"I'm just trying to battle, you know? I'm seeing the ball well, just trying to get on base," said Bogaerts. "I know I'm walking [a lot] lately. I give a lot of credit to that. Just going up with a gameplan. During games, I talk to [assistant hitting coach Victor Rodriguez] especially and see what I'm going to do, or it's David [Ortiz] helping me out in between innings, or in between pitches as I'm hitting. It's fun."
Perhaps it takes a scorching-hot hitter to know one.
"He's smoking it, aint he?" said Bradley, tied for second in the AL with a .346 average. "He's a really good player, a special player. I feel like every time he goes up there, he has a consistent plan. He's sticking to it. He's our three hitter and he's doing a very good job of it."
You can actually say that Bogaerts has been hot for almost a calendar year. Since May 31, 2015, the shortstop leads the Major Leagues with a .343 average and has 219 hits in 153 games.
"You could see that coming," said Red Sox hitting coach Chili Davis. "Just the way he works. He works very well. He's just very confident. You look at him up there at home plate and he's up there with a lot of confidence. He's not afraid of any situation. He's not afraid of velo [velocity]. He's confident. He trusts his hands and he uses them very well."
Going to the opposite field was a hallmark for Bogaerts in his breakout season last year. This season, he appears more dangerous because of his ability to adjust to however he is pitched.
"We're talking about in the first couple innings how would we attack Xander," said Red Sox manager John Farrell. "And we've seen the opposition try to pitch him away exclusively. He takes his base hits the other way. Lately, they've been trying to throw the ball in on him, he pulls his hands in. He's got very good bat speed, good plate coverage, good hitters are capable of handling different parts of the zone and he's doing that."

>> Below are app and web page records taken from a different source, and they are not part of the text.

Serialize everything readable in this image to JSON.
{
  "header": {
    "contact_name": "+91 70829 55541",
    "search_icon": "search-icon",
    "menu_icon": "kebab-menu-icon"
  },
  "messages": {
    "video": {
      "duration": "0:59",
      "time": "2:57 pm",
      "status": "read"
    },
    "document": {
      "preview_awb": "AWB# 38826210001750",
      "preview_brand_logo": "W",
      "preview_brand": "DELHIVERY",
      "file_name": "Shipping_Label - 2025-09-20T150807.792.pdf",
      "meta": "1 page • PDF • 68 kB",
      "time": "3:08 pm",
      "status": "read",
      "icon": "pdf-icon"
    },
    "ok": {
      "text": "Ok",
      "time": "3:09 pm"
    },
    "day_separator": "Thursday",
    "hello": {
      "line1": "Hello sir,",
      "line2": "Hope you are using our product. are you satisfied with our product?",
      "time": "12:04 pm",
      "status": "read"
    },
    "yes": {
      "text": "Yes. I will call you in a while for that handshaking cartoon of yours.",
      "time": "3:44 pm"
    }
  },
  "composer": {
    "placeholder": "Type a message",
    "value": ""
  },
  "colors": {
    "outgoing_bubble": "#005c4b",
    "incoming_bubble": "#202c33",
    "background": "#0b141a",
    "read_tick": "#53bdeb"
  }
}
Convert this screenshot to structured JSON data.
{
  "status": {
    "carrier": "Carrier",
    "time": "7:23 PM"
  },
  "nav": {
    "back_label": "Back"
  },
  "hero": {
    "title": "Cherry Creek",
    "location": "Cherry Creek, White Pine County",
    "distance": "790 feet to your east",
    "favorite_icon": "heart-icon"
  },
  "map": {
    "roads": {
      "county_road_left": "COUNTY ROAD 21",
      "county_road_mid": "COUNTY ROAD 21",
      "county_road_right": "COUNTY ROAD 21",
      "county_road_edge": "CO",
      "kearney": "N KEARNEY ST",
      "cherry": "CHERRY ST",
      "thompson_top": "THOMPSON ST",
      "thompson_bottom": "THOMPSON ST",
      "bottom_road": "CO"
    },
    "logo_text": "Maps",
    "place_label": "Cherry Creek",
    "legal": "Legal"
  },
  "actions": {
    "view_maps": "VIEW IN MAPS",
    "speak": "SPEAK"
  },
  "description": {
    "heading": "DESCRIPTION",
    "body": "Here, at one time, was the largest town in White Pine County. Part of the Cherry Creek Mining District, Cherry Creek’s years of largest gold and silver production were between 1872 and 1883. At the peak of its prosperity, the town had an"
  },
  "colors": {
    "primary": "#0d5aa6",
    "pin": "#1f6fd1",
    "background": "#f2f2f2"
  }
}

Ian Browne has covered the Red Sox for MLB.com since 2002. Follow him on Twitter @IanMBrowne and Facebook.